Significant opportunities will arise for supplying Vietnam's growing domestic clothing market. The market is being powered by a young age profile, increasing urbanisation, rising personal disposable incomes and continued strong economic growth. In fact, the country's retail sales are reported to be rising by 20% per annum. Moreover, consumer spending on clothing is the second highest category of expenditure, being exceeded only by food purchases.

This report, "Prospects for the textile and clothing industry in Vietnam", was published by the global business information company Textiles Intelligence. The report can be purchased separately or as one of six reports in Issue No 186 of Textile Outlook International.

The other five reports published in the same issue include: "Editorial: Key trends at Texprocess 2017: customisation and digitalisation in the textile and clothing industry"; "World textile and apparel trade and production trends: Egypt, Morocco, Tunisia and Turkey"; "Survey of the European fabric fairs for spring/summer 2018"; "Textile and apparel sustainability update"; and "Trends in EU textile and clothing imports".

Textile Outlook International is published six times a year by Textiles Intelligence. Each issue provides an independent and worldwide perspective on the global fibre, textile and apparel industries.

"Prospects for the textile and clothing industry in Vietnam" costs 310 (UK), Euro570 (Europe, Middle East or Africa) or US$750 (Americas or Asia Pacific).

A year's printed subscription to Textile Outlook International costs 1,130 (UK), Euro2,080 (Europe, Middle East or Africa) or US$2,710 (Americas or Asia Pacific). An electronic supplement is also available; please contact Textiles Intelligence for details. Single issues, individual reports and multi-report packages are available on request.

For further information, please contact Belinda Carp at Textiles Intelligence, Fulshaw Hall, Wilmslow SK9 1RL, UK. Tel: +44 (0)1625 536136; fax: +44 (0)1625 536137; email: info@textilesintelligence.com
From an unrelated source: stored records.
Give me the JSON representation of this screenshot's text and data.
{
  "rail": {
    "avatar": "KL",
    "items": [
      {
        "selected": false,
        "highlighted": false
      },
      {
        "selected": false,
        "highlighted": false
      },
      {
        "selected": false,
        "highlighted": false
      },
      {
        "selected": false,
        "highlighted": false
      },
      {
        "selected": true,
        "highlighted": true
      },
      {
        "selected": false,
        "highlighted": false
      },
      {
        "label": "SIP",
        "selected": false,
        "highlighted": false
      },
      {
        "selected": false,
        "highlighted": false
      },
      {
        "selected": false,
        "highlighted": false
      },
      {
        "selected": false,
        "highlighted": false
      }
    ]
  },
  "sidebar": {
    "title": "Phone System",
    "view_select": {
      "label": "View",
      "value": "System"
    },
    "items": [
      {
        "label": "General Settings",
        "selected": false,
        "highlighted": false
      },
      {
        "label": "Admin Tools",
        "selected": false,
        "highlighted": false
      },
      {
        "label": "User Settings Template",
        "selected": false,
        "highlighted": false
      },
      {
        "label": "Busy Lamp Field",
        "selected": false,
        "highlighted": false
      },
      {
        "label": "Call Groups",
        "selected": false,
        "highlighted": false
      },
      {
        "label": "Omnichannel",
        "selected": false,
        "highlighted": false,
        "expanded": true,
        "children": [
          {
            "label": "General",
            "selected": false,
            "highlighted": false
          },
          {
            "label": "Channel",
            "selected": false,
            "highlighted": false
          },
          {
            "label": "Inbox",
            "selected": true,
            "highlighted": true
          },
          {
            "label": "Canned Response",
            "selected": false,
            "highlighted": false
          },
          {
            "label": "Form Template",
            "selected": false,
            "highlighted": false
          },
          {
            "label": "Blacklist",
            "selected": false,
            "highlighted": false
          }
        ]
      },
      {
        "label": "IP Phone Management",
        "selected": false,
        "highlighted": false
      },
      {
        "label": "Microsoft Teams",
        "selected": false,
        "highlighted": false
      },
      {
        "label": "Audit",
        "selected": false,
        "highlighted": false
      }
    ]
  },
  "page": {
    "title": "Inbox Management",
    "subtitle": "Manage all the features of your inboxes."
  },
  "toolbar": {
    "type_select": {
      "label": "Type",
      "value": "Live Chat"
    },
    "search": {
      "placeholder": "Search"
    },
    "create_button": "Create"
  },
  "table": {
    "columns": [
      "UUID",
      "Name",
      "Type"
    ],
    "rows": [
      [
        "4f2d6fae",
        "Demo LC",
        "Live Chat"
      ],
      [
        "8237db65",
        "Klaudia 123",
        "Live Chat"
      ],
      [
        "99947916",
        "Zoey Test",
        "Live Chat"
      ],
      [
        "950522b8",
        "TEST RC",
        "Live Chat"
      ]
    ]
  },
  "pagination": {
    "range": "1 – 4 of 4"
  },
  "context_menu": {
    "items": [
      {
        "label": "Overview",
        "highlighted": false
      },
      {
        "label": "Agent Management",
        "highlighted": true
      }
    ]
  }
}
For press copies and editorial enquiries, please contact Robin Anson at Textiles Intelligence. Tel: +44 (0)1625 536136; fax: +44 (0)1625 536137; email: editorial@textilesintelligence.com